▶ **Your objective**
Below are records; how many of their lines contain "COMPONENT"? Answer with only the number.

Stored dataset items

━━━━

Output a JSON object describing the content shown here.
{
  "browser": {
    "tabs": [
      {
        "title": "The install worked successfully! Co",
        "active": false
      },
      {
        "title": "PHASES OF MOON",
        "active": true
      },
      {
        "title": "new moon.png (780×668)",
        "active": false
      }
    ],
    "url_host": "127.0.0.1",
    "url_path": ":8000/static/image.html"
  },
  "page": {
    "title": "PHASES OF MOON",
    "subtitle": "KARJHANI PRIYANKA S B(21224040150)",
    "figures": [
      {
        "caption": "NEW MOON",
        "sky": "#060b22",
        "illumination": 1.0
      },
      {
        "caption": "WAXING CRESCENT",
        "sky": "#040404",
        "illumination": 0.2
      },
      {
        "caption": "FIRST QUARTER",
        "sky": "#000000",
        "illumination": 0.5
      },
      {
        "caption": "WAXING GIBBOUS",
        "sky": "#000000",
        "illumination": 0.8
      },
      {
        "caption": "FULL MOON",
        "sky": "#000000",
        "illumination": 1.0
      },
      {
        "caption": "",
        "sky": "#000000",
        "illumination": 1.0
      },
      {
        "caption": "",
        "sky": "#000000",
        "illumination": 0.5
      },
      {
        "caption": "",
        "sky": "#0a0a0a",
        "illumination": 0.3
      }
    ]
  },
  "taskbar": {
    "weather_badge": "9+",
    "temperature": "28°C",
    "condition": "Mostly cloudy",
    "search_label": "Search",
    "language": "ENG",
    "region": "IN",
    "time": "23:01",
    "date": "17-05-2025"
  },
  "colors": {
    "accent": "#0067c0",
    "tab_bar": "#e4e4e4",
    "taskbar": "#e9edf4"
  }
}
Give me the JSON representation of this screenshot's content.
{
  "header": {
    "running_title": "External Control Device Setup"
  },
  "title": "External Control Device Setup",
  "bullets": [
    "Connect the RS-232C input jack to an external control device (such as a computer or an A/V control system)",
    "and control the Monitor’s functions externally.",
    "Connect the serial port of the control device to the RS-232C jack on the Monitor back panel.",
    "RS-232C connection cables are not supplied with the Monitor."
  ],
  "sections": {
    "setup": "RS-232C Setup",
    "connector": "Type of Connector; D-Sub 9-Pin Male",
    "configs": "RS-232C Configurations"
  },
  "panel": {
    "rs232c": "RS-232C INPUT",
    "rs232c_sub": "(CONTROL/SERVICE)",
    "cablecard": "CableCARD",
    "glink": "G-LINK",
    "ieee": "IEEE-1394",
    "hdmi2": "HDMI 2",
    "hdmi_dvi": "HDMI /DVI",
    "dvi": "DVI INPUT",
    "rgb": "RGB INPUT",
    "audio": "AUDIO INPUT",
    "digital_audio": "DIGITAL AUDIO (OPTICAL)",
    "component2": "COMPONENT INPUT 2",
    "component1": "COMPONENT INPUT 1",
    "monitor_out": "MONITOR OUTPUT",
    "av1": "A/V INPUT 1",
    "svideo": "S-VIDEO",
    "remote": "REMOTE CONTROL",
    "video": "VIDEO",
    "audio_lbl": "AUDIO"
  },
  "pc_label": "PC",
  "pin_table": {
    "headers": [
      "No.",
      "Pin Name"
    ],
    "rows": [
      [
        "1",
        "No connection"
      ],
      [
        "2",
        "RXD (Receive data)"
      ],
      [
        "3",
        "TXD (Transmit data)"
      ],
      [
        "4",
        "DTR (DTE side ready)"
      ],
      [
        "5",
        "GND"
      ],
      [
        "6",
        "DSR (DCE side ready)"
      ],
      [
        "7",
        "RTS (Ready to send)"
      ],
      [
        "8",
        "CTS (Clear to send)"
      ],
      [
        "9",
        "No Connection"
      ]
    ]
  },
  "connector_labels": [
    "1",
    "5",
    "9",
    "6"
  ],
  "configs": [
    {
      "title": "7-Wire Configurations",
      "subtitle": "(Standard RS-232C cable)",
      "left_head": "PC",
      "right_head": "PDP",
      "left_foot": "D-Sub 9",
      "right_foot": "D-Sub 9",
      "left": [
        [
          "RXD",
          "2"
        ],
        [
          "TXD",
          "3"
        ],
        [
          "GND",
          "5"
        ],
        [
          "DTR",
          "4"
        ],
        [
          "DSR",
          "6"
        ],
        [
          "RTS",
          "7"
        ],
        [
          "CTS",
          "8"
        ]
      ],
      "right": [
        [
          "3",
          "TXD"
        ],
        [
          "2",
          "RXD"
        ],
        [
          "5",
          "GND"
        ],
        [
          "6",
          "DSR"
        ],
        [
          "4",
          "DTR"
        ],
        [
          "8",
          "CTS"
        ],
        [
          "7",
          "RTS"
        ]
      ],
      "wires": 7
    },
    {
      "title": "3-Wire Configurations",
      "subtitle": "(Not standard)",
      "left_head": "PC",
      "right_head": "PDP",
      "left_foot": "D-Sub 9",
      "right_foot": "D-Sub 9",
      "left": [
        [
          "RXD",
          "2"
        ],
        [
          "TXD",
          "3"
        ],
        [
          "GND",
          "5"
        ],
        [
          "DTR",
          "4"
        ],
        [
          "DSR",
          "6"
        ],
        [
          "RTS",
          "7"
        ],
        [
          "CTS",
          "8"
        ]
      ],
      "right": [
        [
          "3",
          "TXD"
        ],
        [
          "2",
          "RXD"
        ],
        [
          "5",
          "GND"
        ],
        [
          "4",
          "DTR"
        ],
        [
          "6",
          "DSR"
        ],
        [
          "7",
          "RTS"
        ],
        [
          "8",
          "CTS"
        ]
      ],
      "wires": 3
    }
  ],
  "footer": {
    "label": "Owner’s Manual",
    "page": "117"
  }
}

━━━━

▶ **Your response**
2